> _Problem statement_:
Produce a copy of every line in the records that holds the string "With".

==== Dataset records

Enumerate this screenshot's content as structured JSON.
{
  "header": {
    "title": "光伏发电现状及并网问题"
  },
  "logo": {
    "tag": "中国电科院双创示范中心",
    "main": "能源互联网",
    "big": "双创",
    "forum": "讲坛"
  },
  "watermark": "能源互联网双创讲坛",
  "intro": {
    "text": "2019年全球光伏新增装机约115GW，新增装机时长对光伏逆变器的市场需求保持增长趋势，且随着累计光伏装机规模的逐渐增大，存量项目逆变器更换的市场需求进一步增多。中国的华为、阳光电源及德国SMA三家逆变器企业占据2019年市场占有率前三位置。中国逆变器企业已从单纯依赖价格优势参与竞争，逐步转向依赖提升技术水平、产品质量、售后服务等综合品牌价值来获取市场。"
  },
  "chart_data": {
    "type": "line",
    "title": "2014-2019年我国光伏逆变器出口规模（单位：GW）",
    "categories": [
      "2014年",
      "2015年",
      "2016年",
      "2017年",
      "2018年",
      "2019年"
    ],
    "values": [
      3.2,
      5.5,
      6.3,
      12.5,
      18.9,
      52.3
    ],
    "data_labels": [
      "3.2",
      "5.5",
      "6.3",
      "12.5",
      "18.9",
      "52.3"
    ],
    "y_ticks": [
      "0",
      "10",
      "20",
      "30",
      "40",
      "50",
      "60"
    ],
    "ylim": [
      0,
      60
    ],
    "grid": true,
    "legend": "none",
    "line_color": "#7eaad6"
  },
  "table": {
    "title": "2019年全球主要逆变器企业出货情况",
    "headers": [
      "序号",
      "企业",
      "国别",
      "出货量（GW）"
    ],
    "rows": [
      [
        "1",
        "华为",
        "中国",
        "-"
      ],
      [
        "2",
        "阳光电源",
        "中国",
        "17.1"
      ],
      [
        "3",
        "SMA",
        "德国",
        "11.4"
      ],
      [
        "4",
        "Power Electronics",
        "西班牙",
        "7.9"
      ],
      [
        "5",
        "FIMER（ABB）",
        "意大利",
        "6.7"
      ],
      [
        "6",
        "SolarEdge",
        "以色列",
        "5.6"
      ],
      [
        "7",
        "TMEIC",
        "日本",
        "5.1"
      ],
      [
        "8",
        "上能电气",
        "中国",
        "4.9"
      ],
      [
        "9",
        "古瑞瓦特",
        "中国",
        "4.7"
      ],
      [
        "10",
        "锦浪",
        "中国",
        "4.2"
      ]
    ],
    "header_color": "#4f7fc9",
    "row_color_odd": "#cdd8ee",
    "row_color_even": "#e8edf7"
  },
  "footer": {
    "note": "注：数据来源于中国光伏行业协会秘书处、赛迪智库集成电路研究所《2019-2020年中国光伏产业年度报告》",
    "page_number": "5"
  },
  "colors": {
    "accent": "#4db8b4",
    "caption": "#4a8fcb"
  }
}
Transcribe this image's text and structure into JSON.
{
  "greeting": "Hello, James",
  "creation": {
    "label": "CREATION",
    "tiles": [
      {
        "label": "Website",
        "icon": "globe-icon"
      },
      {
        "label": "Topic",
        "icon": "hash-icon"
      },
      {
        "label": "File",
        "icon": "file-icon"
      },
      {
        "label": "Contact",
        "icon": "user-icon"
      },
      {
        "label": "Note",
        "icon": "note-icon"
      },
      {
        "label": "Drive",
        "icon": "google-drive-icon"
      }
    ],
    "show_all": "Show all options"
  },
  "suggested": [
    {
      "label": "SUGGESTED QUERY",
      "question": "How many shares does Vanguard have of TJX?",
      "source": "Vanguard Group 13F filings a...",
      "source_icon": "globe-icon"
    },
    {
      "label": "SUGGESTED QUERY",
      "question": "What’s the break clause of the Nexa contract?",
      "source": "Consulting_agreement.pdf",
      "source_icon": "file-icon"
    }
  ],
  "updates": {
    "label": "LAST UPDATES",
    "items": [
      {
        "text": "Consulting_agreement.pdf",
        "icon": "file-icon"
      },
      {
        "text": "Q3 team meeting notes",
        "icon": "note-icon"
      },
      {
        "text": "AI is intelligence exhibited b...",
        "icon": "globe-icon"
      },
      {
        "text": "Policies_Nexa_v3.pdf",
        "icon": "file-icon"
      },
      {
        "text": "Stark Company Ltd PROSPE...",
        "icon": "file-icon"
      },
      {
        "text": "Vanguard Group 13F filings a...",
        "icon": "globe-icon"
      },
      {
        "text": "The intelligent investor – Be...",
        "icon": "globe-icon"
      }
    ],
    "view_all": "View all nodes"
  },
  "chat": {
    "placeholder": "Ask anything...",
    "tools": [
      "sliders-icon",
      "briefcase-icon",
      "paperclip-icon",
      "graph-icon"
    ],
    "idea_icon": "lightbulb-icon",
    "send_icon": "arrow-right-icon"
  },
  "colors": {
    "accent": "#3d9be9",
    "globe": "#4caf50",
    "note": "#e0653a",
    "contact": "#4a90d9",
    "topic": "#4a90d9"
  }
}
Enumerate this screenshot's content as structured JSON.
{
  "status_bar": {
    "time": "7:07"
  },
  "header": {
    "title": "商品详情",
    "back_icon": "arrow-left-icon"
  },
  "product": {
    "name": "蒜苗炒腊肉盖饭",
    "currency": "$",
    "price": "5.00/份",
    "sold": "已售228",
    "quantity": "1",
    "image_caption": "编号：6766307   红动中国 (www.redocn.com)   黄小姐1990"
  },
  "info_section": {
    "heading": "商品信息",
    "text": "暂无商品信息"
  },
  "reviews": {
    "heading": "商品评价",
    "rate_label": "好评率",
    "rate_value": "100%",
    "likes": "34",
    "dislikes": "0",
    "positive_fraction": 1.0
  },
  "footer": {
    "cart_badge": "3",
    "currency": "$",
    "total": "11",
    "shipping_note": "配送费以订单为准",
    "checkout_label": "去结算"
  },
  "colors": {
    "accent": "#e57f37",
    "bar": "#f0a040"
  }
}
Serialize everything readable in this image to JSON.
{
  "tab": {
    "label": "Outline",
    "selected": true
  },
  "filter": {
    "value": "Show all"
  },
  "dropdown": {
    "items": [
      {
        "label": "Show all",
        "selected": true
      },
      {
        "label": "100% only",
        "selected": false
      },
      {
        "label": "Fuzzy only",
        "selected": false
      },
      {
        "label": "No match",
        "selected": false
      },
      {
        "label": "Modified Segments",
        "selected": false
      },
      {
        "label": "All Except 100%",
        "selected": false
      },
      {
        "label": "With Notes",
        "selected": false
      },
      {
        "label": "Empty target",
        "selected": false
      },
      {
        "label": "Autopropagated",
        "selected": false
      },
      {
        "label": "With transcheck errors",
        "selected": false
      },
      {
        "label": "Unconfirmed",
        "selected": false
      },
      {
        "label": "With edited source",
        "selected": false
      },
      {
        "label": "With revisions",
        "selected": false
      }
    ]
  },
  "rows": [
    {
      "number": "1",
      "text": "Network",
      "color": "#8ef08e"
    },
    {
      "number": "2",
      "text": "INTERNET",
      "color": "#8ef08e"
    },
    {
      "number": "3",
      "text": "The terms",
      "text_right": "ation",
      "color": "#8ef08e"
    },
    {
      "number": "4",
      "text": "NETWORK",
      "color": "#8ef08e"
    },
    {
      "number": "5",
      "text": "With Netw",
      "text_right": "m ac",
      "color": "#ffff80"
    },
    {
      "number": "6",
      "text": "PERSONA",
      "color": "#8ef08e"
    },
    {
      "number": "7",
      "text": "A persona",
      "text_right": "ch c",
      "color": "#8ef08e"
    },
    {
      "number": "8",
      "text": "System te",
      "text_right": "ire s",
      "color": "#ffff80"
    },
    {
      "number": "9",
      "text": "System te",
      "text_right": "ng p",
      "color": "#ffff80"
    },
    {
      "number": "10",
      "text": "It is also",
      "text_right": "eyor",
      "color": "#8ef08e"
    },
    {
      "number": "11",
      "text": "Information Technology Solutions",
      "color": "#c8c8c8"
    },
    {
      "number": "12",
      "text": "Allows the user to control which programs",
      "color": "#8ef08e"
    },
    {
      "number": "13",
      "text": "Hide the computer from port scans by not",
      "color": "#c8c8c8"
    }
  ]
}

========

> _Solution_:
        "label": "With Notes",
        "label": "With transcheck errors",
        "label": "With edited source",
        "label": "With revisions",
      "text": "With Netw",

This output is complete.